The last few days of the roundup I was living in nervous anticipation of whether or not Judge Frudenthal would grant our Preliminary Injunction and stop the roundup at 1560 total wild horses removed until our case would be heard, or if the roundup would continue with another roughly 400 wild horses being illegally removed.

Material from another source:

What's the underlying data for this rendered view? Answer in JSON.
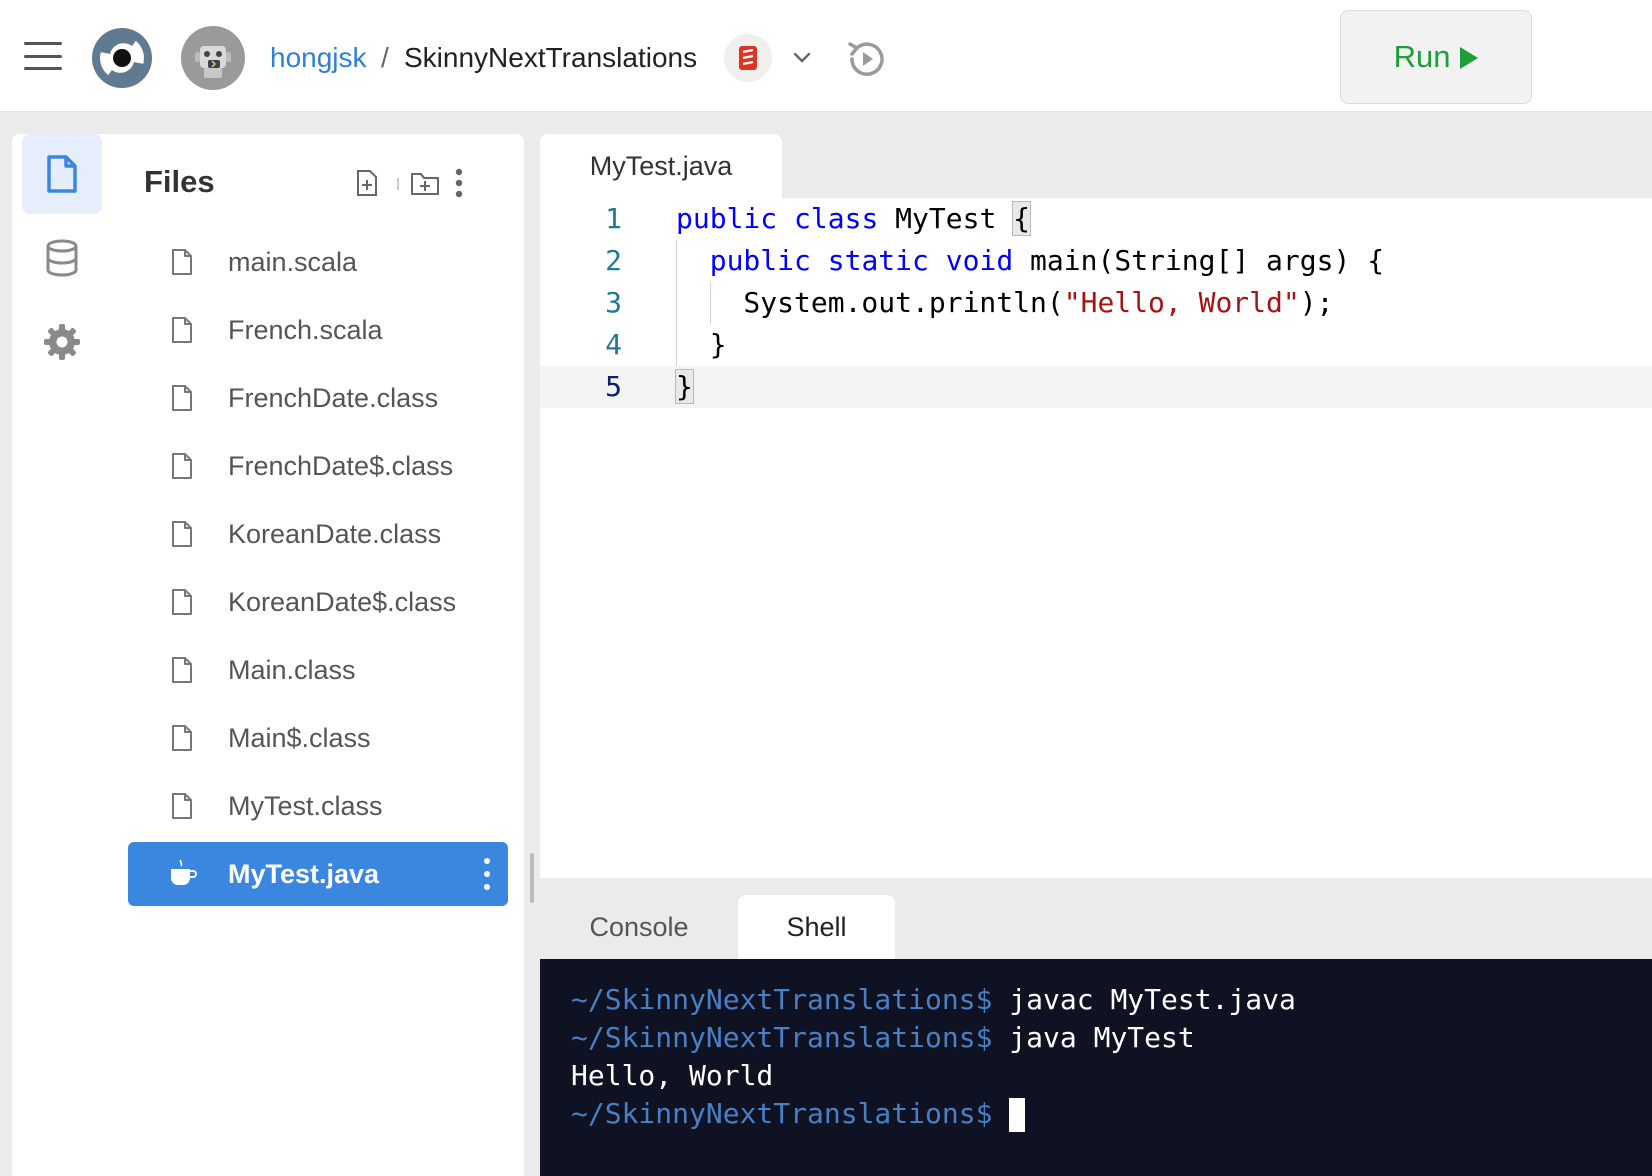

We set out to “the heart of Adobe Town” as the wild horse and burro expert described it. We went the very long way, and that morning it was a 4 hour drive made longer by a flat on one of the public’s vehicles. We finally arrived to an area a bit further into Adobe Town than I usually go. There were gas pads and the occasional gas vehicle but other than that we were alone. We passed the stunning Willow Creek Rim, and the unique and strange rock formations that are so much a part of this area. We set up at a gas pad then were told we had to move because the helicopter would be driving horses that way. We finally arrived at a small rise above a creek, and were told we needed to crouch down.
We were fairly close to the horses as they came into the trap for a change. The varied and beautiful colors of these horses were absolutely stunning, palomino, roan, dun, appaloosa and the many greys. The horses running in front of the gas pad I found rather ironic. We had come to this remote area to get wild mares for the radio collar study – they wanted to have a sampling of horses from different areas.We saw one family run by very close, the small foal running full out to keep up. READ THE REST OF THIS ARTICLE HERE.
To find out more about Wild Horse Freedom Federation and our work to keep wild horses and burros wild and free on our public lands visit www.WildHorseFreedomFederation.org
Donate Here: http://wildhorsefreedomfederation.org/donate/